Stories about Haiti from December, 2010
Repeating Islands links to a new Latin America and the Caribbean Atlas of our Changing Environment, published by the United Nations Environment Programme, which “uses over 200 images to highlight the region’s diverse ecosystems.”
It appears that tragedy will bookend yet another year rich in remarkable events in the world of francophone citizen media. The month of January set the tone with the fallout from the earthquake in Haiti and December saw the elections in Cote d'Ivoire take a dramatic turn. Here is the year 2010 reviewed through the lenses of francophone citizen media users.
Many landmark events happened in the Caribbean this year, prompting reactions from the regional blogosphere. Here's a look back at some of the most important stories of 2010...
“Two weeks after the preliminary results were announced, the streets of Port-au-Prince are calm, but the situation is just as confusing and worrying”: prophet N gives an update.

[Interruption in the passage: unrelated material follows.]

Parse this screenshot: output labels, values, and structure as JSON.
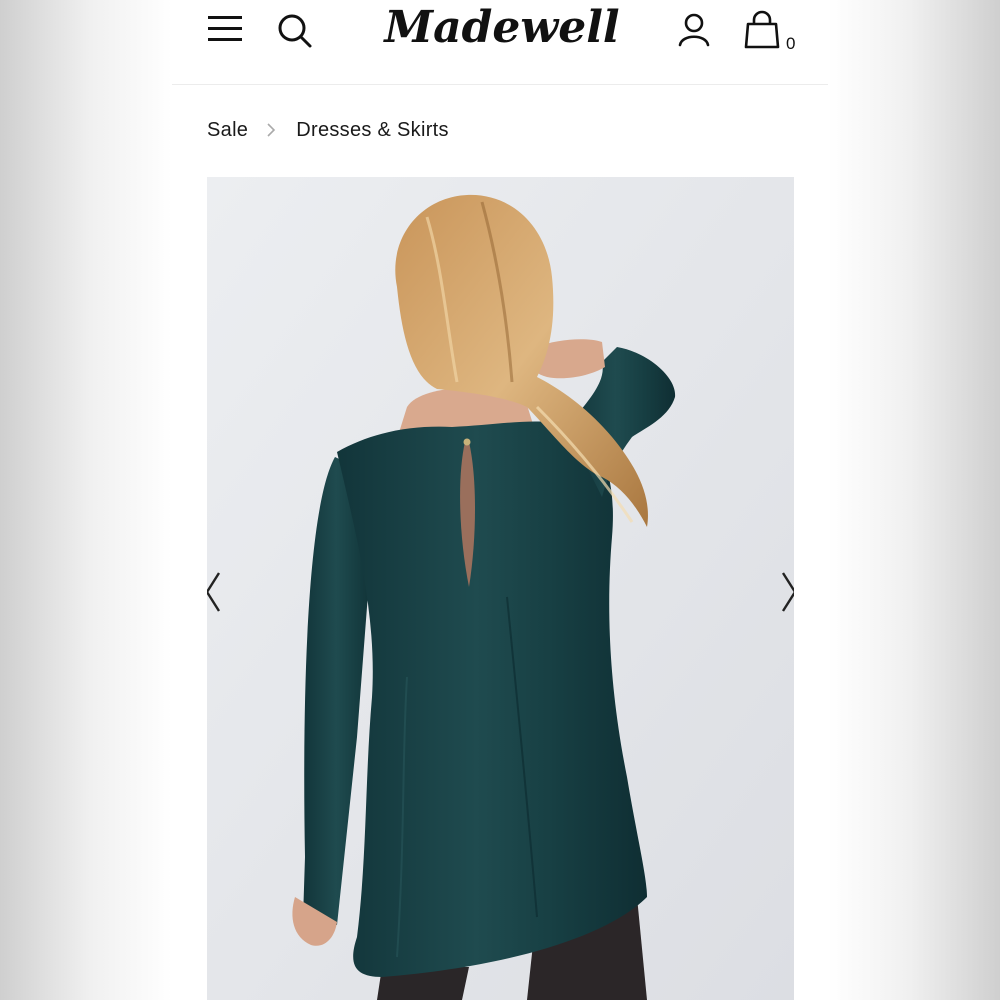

“Cholera is a disease of the poor, of the disenfranchised. Poor people in poor countries. Cholera thrives where there is no clean water, where there is inadequate sanitation, where there are poor health systems”: Haiti Grassroots Watch takes an in-depth look behind the cholera epidemic.
prophet N posts a video which, “according to unconfirmed sources…was filmed by UN peacekeepers in Cite Soleil” and may point to inconsistencies with regard to electoral ballots.
While back in Haiti to finish shooting a Web documentary project on the unheard voices of reconstruction, web-reporter Giordano Cossu provides a personal account on the on-going unrest after the controversial elections: “Much of this is in the hands of the Electoral Committee now. The population has already decided what...
“The situation here is like a volcano that has been building pressure for a very long time. The massive earthquake, the million homeless people and 300,000 dead, Hurricane Tomas, the Cholera epidemic…a biased election…all contribute to the people's frustration”: Pwoje Espwa provides updates on Haiti, along with photos, here, here...
As the wrangling continues after Haiti's controversial elections, prophet N asks: “How will these political solutions fix something that has become about so much more than politics?”
Haitian bloggers continue to monitor post-election developments.
As the debacle over election results continues, Haitian bloggers discuss the mounting unrest in the country, which further complicates efforts to deal with the cholera epidemic.
In looking at the fallout over the Haitian elections, Jamaican diaspora blogger Dennis Jones says: “The search for democracy is more than about having free and open elections. People have to have a certain disposition.”
Haitian bloggers discuss news that “presidential elections will go to a second-round run-off between former First Lady Mirlande Manigat and government technocrat Jude Celestin, protegé of outgoing President Rene Preval.”
“In spite of 12 opposition candidates calling for an annulment of the results, Haiti’s Provisional Election Council claimed only 3.3% of the ballots showed evidence of fraud”: Haiti Today says that it appears the country's election results will stand.
The news spread around the world in a matter of minutes. In a book released on November 23, Pope Benedict XVI declared that "in certain cases, when the intention is to reduce the risk of contamination, [the condom] can even be a first step toward opening the way to a more humane sexuality, lived differently." African bloggers respond to this announcement.
Haiti, Land of Freedom says that “furious demonstrations continued across Haiti…following the Nov. 28 highly contested election in which thousands found themselves unable to vote.”
Mediahacker republishes key excerpts from Cablegate as it pertains to Haiti.
HaitiAnalysis.com and klauvice's posterous comment on the recently concluded Haitian elections.
“Even [with] the low participation of Haitian voters in these controversial elections, those who went to vote had difficulties to find their names. But they found the names of their neighbors who died in the Jan. 12 earthquake”: Wadner Pierre says that Haitians deserve better than what they got in...